Monday, January 29, 2018

Greet one another with a holy kiss.  The churches of Christ salute you” (Romans 16:16).

Beginning with verse 3 through 16, the King James Version uses the word “greet” five times and “salute” twelve.  All seventeen are from the same Greek word aspazomai.  Both English words mean the same thing and either one is correct.  It illustrates human rather than divine choice.

This greeting or saluting is given as a command four times (Romans 16:16; 2 Corinthians 13:12; 1Thessalonians 5:26; and 1 Peter 5:14).  Paul commands it thrice and Peter once.

The second half of this verse also contains the same Greek word, translated by some versions as “greet” and others as “salute.”  The KJV uses the English word “salute.” Although there is a tendency to focus on the expression, “the churches of Christ,” in the second half, some miss the significance of all six words and their relationship to the seven found in the first part of verse 16!

These four passages are a singular command!

Greet one another with a holy kiss” (Romans 16:16).

Greet one another with a holy kiss” (2 Corinthians 13:12).

Greet all the brethren with a holy kiss” (1 Thessalonians 5:26).

Greet ye one another with a kiss of charity” (1 Peter 5:14).

Both Romans 16:16 and 2 Corinthians 13:13 add the following:

The churches of Christ salute you” (Romans 16:16) and “All the saints salute you” (2 Corinthians 13:13).

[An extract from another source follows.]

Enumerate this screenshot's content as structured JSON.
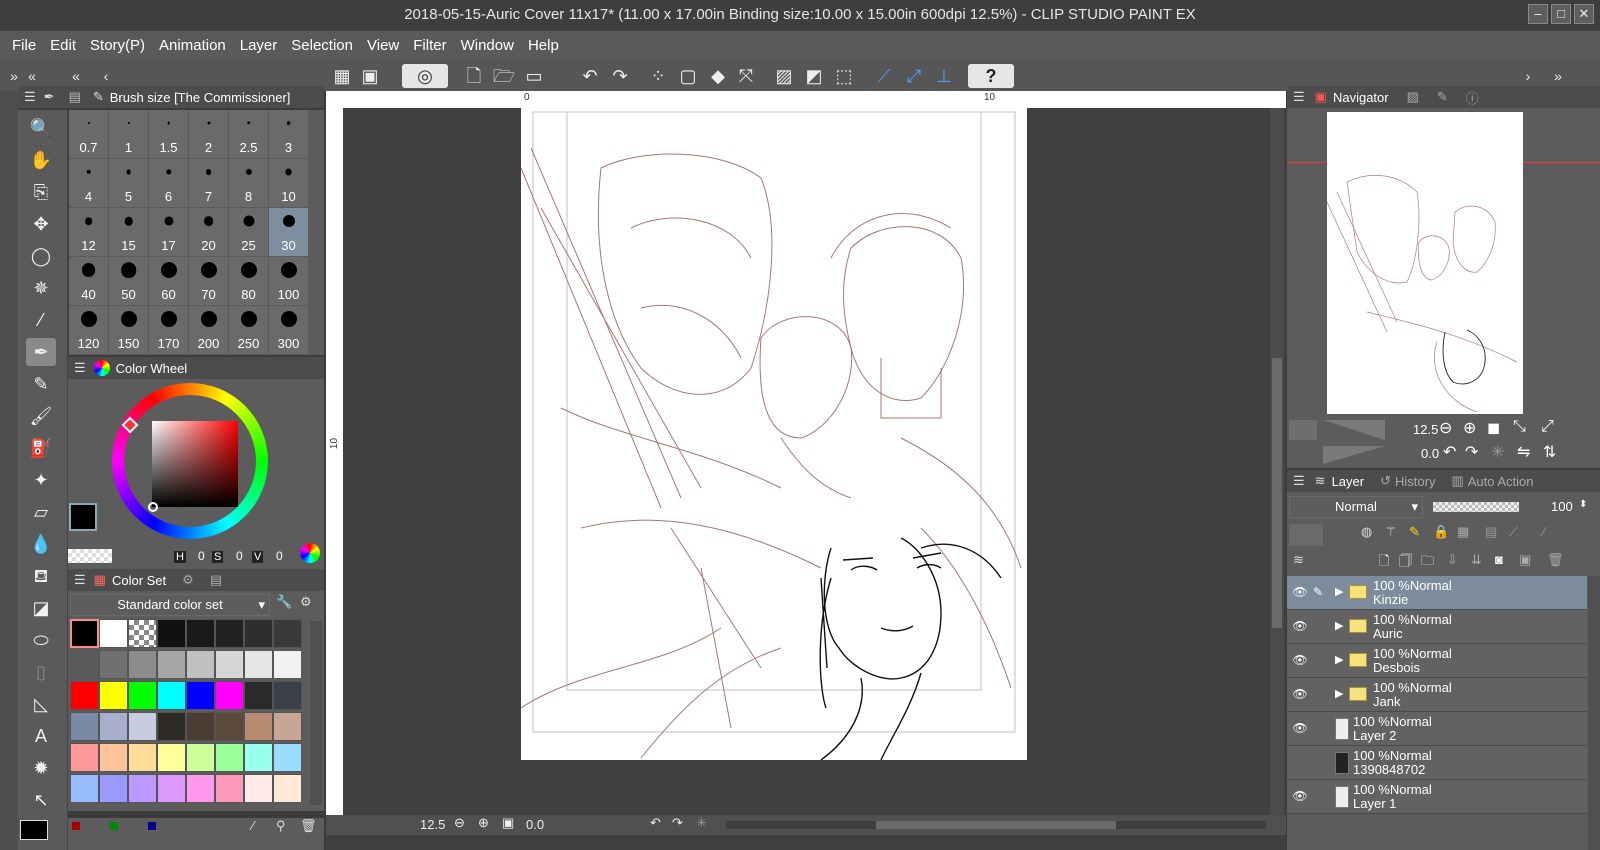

This is a command for all assemblies as well as all members in those assemblies!  It is the expected greeting of the churches of Christ because Paul, Peter, and the Holy Spirit command it.  Some understand it to be an approved apostolic command!

Most members of conservative churches are not in love with The Living Bible or The Message because of the liberties both take with the Greek text.  The Living Bible (TLB) renders 2 Corinthians 13:12-13 as, “Greet each other warmly in the Lord.  All the Christians here send you their best regards.”  The Message gives us, “Greet one another with a holy embrace.  All the brothers and sisters here say hello.”  Romans 16:16 is translated in the TLB as, “Shake hands warmly with each other.  All the churches here send you greetings.”  The Message produces, “Holy embraces all around.  All the churches of Christ send their warmest greetings.”

If the TLB was the only English Bible in existence, no one would know that a “kiss” was commanded by Paul, Peter, or the Holy Spirit.  The expression “the churches of Christ” would not be there so the singular could not be used as a descriptive biblical designation.  If the Message was the only English text, the command would be “holy embraces” rather than “a kiss.”

Both translations take liberties with the Greek text, translating verses into today’s traditions rather than give us the biblical command with the specific act given!  Charges are made that these two “Bibles” are not true translations.  Some congregations would not allow either to be read in classroom or pulpit.  Yet, those translations express the exact practices used by the objectors!  This seems to be a contradiction by doing the very thing that is being objected to!

If one is asked if the TLB or Message correctly translate those four verses, a definite “No” would be heard.  However, the very thing expressed in those translations is what most churches practice.  Why the objection?  Someone might respond that neither translation gives what the Greek states.  That may be true, but why doesn’t the objector practice what the true translation commands rather than practice what is found in these bogus translations?  If we are not going to practice what is specifically stated, why not change the Bible to harmonize with our practice?  Isn’t that what the King James translators did in several passages because a correct rendering would put a specific church doctrine in conflict with the Bible?  Didn’t the future English translations continue that deception?  Isn’t that why some serve hamburgers and Cokes rather than unleavened bread and fruit of the vine on the Lord’s table?

Perhaps an examination is needed of the rules that our hermeneutic rest upon.  If it is faulty, our conclusions will be.  Perhaps the question the Jewish court asked the apostles, is a good one for us to answer.

By what power or what name did you do this?” (Acts 4:7).